_Task to complete_
In the records that follow, locate every line with "level" and extract it.

(Web page and app entries)
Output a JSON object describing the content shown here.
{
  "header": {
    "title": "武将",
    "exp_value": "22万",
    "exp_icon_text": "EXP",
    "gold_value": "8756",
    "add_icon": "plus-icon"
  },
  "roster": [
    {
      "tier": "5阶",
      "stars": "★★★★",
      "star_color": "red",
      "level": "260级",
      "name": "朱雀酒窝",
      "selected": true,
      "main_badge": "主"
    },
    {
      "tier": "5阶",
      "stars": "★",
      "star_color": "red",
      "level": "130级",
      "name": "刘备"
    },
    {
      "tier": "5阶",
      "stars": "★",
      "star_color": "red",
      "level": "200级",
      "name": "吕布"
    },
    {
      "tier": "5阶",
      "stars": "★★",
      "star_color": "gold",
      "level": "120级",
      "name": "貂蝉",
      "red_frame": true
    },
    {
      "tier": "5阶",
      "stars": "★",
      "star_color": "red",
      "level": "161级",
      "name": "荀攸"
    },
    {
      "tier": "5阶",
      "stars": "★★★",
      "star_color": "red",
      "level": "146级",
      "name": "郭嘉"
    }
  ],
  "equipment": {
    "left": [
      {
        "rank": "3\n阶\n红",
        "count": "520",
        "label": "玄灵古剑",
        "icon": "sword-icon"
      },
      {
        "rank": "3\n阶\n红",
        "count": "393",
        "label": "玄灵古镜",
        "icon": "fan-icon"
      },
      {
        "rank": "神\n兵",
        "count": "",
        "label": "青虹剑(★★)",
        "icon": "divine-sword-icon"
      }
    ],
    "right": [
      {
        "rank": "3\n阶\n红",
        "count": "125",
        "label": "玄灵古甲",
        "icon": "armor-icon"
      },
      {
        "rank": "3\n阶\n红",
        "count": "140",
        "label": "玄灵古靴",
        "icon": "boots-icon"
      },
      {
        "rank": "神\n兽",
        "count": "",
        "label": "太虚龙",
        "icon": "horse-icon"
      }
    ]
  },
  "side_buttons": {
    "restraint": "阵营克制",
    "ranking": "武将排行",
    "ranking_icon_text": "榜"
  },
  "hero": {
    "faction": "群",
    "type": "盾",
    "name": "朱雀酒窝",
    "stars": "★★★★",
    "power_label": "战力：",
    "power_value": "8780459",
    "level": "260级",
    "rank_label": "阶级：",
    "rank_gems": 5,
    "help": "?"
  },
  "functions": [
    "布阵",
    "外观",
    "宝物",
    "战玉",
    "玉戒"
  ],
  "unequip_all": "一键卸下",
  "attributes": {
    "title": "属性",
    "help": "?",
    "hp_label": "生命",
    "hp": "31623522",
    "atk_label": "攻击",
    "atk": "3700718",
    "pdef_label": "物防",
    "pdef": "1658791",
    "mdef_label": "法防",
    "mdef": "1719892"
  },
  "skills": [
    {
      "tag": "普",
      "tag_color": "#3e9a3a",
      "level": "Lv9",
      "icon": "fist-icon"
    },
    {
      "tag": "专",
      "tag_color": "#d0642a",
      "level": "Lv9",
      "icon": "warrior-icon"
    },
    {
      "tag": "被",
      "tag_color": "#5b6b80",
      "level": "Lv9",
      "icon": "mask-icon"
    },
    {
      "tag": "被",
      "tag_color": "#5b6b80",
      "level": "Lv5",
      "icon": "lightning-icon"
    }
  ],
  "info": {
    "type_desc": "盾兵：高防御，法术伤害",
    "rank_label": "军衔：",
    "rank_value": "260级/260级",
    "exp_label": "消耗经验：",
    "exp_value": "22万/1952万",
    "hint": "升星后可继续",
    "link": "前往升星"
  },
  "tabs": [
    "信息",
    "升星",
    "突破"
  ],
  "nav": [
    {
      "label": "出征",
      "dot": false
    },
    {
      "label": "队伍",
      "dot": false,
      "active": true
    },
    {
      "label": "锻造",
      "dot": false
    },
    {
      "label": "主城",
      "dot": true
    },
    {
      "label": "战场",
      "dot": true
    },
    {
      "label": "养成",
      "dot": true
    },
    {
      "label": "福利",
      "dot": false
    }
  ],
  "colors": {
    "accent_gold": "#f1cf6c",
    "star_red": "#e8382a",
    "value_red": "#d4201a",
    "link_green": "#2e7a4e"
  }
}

_Reply to the exercise_
      "level": "260级",
      "level": "130级",
      "level": "200级",
      "level": "120级",
      "level": "161级",
      "level": "146级",
    "level": "260级",
      "level": "Lv9",
      "level": "Lv9",
      "level": "Lv9",
      "level": "Lv5",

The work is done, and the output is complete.